Stored items:

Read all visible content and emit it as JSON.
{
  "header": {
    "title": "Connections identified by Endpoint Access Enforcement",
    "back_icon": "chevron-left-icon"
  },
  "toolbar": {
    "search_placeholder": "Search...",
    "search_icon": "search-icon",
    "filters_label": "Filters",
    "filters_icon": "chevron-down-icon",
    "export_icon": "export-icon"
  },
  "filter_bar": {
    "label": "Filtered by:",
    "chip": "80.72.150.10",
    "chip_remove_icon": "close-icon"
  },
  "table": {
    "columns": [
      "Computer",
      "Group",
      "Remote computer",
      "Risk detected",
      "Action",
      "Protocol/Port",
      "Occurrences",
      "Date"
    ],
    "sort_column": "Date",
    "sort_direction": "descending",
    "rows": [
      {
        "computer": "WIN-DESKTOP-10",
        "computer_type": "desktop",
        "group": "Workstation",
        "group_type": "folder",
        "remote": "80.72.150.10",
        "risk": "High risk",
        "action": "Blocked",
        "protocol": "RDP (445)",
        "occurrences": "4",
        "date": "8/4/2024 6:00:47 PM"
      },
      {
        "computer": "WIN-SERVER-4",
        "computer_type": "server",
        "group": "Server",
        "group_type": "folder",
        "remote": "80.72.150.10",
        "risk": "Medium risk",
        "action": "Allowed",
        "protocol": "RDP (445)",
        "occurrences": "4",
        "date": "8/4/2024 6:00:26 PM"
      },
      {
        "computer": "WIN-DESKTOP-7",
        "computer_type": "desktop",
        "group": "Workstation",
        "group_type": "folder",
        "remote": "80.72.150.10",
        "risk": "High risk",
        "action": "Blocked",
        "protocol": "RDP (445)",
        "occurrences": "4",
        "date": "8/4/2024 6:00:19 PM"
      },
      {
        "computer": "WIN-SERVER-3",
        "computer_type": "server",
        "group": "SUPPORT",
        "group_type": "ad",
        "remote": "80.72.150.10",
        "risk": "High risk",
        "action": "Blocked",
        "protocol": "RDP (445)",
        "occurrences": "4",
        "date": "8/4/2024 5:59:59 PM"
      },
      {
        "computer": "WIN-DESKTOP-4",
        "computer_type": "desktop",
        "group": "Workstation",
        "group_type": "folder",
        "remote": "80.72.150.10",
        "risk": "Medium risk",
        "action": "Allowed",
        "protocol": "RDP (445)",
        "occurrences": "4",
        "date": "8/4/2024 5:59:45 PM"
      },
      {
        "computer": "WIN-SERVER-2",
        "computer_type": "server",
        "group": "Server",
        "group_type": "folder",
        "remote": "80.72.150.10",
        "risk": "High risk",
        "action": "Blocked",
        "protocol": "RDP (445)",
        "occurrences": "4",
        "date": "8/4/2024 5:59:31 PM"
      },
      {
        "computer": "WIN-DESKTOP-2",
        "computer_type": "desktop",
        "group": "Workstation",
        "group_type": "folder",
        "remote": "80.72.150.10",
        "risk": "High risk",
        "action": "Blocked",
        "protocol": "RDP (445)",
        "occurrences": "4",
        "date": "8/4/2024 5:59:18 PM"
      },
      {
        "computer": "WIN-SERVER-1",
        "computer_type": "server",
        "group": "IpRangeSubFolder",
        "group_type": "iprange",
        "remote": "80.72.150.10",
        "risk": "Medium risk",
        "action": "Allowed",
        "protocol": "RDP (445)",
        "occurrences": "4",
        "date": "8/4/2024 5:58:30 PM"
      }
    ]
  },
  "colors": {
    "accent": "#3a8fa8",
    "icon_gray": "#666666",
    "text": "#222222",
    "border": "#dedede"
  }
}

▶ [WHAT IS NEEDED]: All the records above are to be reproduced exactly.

▶ [OUTPUT FOR THIS EXERCISE]:
Read all visible content and emit it as JSON.
{
  "header": {
    "title": "Connections identified by Endpoint Access Enforcement",
    "back_icon": "chevron-left-icon"
  },
  "toolbar": {
    "search_placeholder": "Search...",
    "search_icon": "search-icon",
    "filters_label": "Filters",
    "filters_icon": "chevron-down-icon",
    "export_icon": "export-icon"
  },
  "filter_bar": {
    "label": "Filtered by:",
    "chip": "80.72.150.10",
    "chip_remove_icon": "close-icon"
  },
  "table": {
    "columns": [
      "Computer",
      "Group",
      "Remote computer",
      "Risk detected",
      "Action",
      "Protocol/Port",
      "Occurrences",
      "Date"
    ],
    "sort_column": "Date",
    "sort_direction": "descending",
    "rows": [
      {
        "computer": "WIN-DESKTOP-10",
        "computer_type": "desktop",
        "group": "Workstation",
        "group_type": "folder",
        "remote": "80.72.150.10",
        "risk": "High risk",
        "action": "Blocked",
        "protocol": "RDP (445)",
        "occurrences": "4",
        "date": "8/4/2024 6:00:47 PM"
      },
      {
        "computer": "WIN-SERVER-4",
        "computer_type": "server",
        "group": "Server",
        "group_type": "folder",
        "remote": "80.72.150.10",
        "risk": "Medium risk",
        "action": "Allowed",
        "protocol": "RDP (445)",
        "occurrences": "4",
        "date": "8/4/2024 6:00:26 PM"
      },
      {
        "computer": "WIN-DESKTOP-7",
        "computer_type": "desktop",
        "group": "Workstation",
        "group_type": "folder",
        "remote": "80.72.150.10",
        "risk": "High risk",
        "action": "Blocked",
        "protocol": "RDP (445)",
        "occurrences": "4",
        "date": "8/4/2024 6:00:19 PM"
      },
      {
        "computer": "WIN-SERVER-3",
        "computer_type": "server",
        "group": "SUPPORT",
        "group_type": "ad",
        "remote": "80.72.150.10",
        "risk": "High risk",
        "action": "Blocked",
        "protocol": "RDP (445)",
        "occurrences": "4",
        "date": "8/4/2024 5:59:59 PM"
      },
      {
        "computer": "WIN-DESKTOP-4",
        "computer_type": "desktop",
        "group": "Workstation",
        "group_type": "folder",
        "remote": "80.72.150.10",
        "risk": "Medium risk",
        "action": "Allowed",
        "protocol": "RDP (445)",
        "occurrences": "4",
        "date": "8/4/2024 5:59:45 PM"
      },
      {
        "computer": "WIN-SERVER-2",
        "computer_type": "server",
        "group": "Server",
        "group_type": "folder",
        "remote": "80.72.150.10",
        "risk": "High risk",
        "action": "Blocked",
        "protocol": "RDP (445)",
        "occurrences": "4",
        "date": "8/4/2024 5:59:31 PM"
      },
      {
        "computer": "WIN-DESKTOP-2",
        "computer_type": "desktop",
        "group": "Workstation",
        "group_type": "folder",
        "remote": "80.72.150.10",
        "risk": "High risk",
        "action": "Blocked",
        "protocol": "RDP (445)",
        "occurrences": "4",
        "date": "8/4/2024 5:59:18 PM"
      },
      {
        "computer": "WIN-SERVER-1",
        "computer_type": "server",
        "group": "IpRangeSubFolder",
        "group_type": "iprange",
        "remote": "80.72.150.10",
        "risk": "Medium risk",
        "action": "Allowed",
        "protocol": "RDP (445)",
        "occurrences": "4",
        "date": "8/4/2024 5:58:30 PM"
      }
    ]
  },
  "colors": {
    "accent": "#3a8fa8",
    "icon_gray": "#666666",
    "text": "#222222",
    "border": "#dedede"
  }
}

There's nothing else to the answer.